(Dataset rows for apps and sites)
########################################

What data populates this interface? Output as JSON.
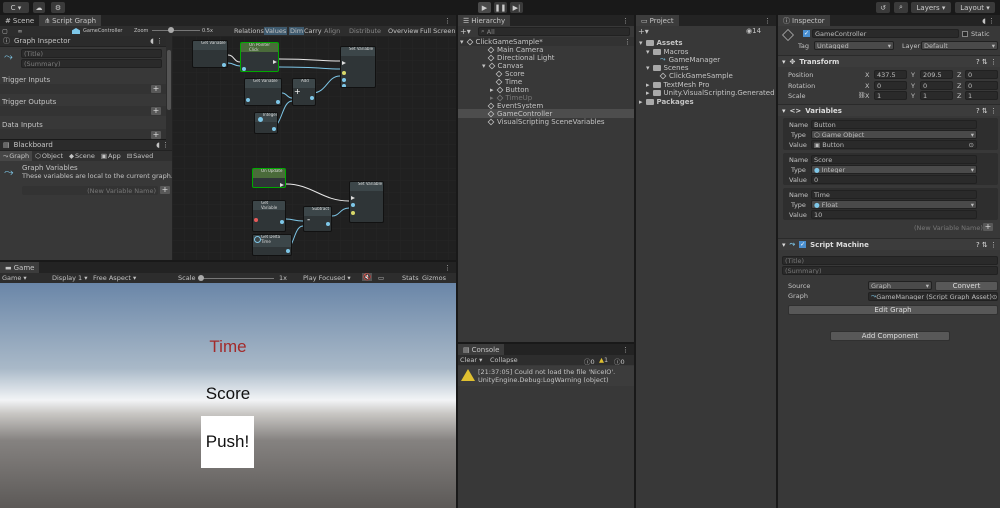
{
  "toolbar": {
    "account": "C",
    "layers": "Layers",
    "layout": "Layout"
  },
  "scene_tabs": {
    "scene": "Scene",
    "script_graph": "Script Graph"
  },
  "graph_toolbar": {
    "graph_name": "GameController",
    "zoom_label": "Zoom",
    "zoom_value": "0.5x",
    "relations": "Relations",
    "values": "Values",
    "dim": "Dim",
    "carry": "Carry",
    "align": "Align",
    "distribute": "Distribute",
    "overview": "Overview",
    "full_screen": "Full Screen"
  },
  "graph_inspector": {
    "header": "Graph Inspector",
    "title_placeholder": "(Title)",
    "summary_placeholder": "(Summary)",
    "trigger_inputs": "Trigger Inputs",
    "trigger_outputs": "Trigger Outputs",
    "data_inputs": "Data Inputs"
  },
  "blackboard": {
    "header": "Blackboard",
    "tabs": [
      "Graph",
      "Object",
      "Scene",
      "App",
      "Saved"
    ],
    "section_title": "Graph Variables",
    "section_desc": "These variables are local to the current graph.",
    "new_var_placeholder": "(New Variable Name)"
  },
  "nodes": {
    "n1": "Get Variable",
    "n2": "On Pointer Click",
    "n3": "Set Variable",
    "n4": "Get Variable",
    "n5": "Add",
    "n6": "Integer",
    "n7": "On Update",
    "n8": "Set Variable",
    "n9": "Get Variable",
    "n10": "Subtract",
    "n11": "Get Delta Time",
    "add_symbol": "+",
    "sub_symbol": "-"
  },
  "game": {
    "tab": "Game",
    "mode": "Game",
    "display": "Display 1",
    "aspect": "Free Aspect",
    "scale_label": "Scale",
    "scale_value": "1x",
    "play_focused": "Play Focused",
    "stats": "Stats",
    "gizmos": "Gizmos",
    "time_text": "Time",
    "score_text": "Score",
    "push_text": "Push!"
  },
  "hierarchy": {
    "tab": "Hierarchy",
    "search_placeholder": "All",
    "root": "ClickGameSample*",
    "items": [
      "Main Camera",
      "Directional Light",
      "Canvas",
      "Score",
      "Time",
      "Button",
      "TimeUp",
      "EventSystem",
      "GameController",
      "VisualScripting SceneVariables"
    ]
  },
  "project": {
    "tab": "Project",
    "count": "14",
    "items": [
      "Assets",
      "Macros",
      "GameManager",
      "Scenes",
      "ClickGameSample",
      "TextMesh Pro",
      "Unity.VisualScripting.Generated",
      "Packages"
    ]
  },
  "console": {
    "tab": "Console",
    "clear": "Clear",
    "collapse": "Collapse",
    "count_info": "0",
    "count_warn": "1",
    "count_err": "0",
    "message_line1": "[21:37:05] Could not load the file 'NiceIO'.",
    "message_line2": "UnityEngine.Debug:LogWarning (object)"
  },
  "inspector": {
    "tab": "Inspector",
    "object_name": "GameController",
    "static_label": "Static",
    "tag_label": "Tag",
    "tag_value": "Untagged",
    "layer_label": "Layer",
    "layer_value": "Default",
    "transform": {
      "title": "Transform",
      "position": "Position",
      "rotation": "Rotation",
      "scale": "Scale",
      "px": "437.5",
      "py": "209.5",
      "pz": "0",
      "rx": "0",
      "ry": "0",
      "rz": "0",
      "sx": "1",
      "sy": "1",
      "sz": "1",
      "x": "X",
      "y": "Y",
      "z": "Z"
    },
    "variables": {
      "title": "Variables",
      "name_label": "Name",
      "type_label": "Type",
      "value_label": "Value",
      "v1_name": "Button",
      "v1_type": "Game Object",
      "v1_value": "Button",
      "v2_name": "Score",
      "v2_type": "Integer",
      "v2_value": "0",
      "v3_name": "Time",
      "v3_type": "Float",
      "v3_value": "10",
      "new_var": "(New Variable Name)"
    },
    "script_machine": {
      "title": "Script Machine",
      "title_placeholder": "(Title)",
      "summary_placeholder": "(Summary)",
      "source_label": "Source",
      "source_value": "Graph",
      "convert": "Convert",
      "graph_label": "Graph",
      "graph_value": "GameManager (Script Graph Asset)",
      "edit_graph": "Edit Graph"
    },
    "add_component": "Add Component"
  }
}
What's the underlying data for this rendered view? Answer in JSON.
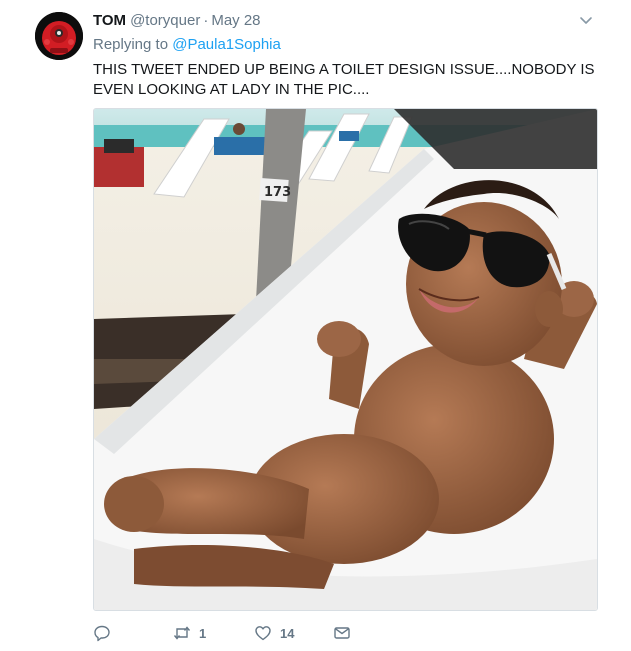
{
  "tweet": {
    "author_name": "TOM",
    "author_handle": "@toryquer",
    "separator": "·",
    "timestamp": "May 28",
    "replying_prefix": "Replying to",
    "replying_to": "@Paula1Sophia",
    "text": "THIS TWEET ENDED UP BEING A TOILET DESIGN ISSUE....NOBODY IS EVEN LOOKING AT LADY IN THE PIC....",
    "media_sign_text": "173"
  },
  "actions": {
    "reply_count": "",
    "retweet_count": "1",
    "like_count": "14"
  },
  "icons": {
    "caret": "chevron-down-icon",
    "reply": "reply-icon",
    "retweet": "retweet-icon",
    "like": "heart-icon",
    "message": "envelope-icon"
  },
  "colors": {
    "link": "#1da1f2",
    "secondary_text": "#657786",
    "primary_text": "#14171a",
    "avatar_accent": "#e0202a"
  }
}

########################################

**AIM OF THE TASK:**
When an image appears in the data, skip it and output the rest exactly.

**ANSWER SECTION:**
What data populates this interface? Output as JSON.
{
  "toolbar": {
    "account": "C",
    "layers": "Layers",
    "layout": "Layout"
  },
  "scene_tabs": {
    "scene": "Scene",
    "script_graph": "Script Graph"
  },
  "graph_toolbar": {
    "graph_name": "GameController",
    "zoom_label": "Zoom",
    "zoom_value": "0.5x",
    "relations": "Relations",
    "values": "Values",
    "dim": "Dim",
    "carry": "Carry",
    "align": "Align",
    "distribute": "Distribute",
    "overview": "Overview",
    "full_screen": "Full Screen"
  },
  "graph_inspector": {
    "header": "Graph Inspector",
    "title_placeholder": "(Title)",
    "summary_placeholder": "(Summary)",
    "trigger_inputs": "Trigger Inputs",
    "trigger_outputs": "Trigger Outputs",
    "data_inputs": "Data Inputs"
  },
  "blackboard": {
    "header": "Blackboard",
    "tabs": [
      "Graph",
      "Object",
      "Scene",
      "App",
      "Saved"
    ],
    "section_title": "Graph Variables",
    "section_desc": "These variables are local to the current graph.",
    "new_var_placeholder": "(New Variable Name)"
  },
  "nodes": {
    "n1": "Get Variable",
    "n2": "On Pointer Click",
    "n3": "Set Variable",
    "n4": "Get Variable",
    "n5": "Add",
    "n6": "Integer",
    "n7": "On Update",
    "n8": "Set Variable",
    "n9": "Get Variable",
    "n10": "Subtract",
    "n11": "Get Delta Time",
    "add_symbol": "+",
    "sub_symbol": "-"
  },
  "game": {
    "tab": "Game",
    "mode": "Game",
    "display": "Display 1",
    "aspect": "Free Aspect",
    "scale_label": "Scale",
    "scale_value": "1x",
    "play_focused": "Play Focused",
    "stats": "Stats",
    "gizmos": "Gizmos",
    "time_text": "Time",
    "score_text": "Score",
    "push_text": "Push!"
  },
  "hierarchy": {
    "tab": "Hierarchy",
    "search_placeholder": "All",
    "root": "ClickGameSample*",
    "items": [
      "Main Camera",
      "Directional Light",
      "Canvas",
      "Score",
      "Time",
      "Button",
      "TimeUp",
      "EventSystem",
      "GameController",
      "VisualScripting SceneVariables"
    ]
  },
  "project": {
    "tab": "Project",
    "count": "14",
    "items": [
      "Assets",
      "Macros",
      "GameManager",
      "Scenes",
      "ClickGameSample",
      "TextMesh Pro",
      "Unity.VisualScripting.Generated",
      "Packages"
    ]
  },
  "console": {
    "tab": "Console",
    "clear": "Clear",
    "collapse": "Collapse",
    "count_info": "0",
    "count_warn": "1",
    "count_err": "0",
    "message_line1": "[21:37:05] Could not load the file 'NiceIO'.",
    "message_line2": "UnityEngine.Debug:LogWarning (object)"
  },
  "inspector": {
    "tab": "Inspector",
    "object_name": "GameController",
    "static_label": "Static",
    "tag_label": "Tag",
    "tag_value": "Untagged",
    "layer_label": "Layer",
    "layer_value": "Default",
    "transform": {
      "title": "Transform",
      "position": "Position",
      "rotation": "Rotation",
      "scale": "Scale",
      "px": "437.5",
      "py": "209.5",
      "pz": "0",
      "rx": "0",
      "ry": "0",
      "rz": "0",
      "sx": "1",
      "sy": "1",
      "sz": "1",
      "x": "X",
      "y": "Y",
      "z": "Z"
    },
    "variables": {
      "title": "Variables",
      "name_label": "Name",
      "type_label": "Type",
      "value_label": "Value",
      "v1_name": "Button",
      "v1_type": "Game Object",
      "v1_value": "Button",
      "v2_name": "Score",
      "v2_type": "Integer",
      "v2_value": "0",
      "v3_name": "Time",
      "v3_type": "Float",
      "v3_value": "10",
      "new_var": "(New Variable Name)"
    },
    "script_machine": {
      "title": "Script Machine",
      "title_placeholder": "(Title)",
      "summary_placeholder": "(Summary)",
      "source_label": "Source",
      "source_value": "Graph",
      "convert": "Convert",
      "graph_label": "Graph",
      "graph_value": "GameManager (Script Graph Asset)",
      "edit_graph": "Edit Graph"
    },
    "add_component": "Add Component"
  }
}
What's the underlying data for this rendered view? Answer in JSON.
{
  "tweet": {
    "author_name": "TOM",
    "author_handle": "@toryquer",
    "separator": "·",
    "timestamp": "May 28",
    "replying_prefix": "Replying to",
    "replying_to": "@Paula1Sophia",
    "text": "THIS TWEET ENDED UP BEING A TOILET DESIGN ISSUE....NOBODY IS EVEN LOOKING AT LADY IN THE PIC....",
    "media_sign_text": "173"
  },
  "actions": {
    "reply_count": "",
    "retweet_count": "1",
    "like_count": "14"
  },
  "icons": {
    "caret": "chevron-down-icon",
    "reply": "reply-icon",
    "retweet": "retweet-icon",
    "like": "heart-icon",
    "message": "envelope-icon"
  },
  "colors": {
    "link": "#1da1f2",
    "secondary_text": "#657786",
    "primary_text": "#14171a",
    "avatar_accent": "#e0202a"
  }
}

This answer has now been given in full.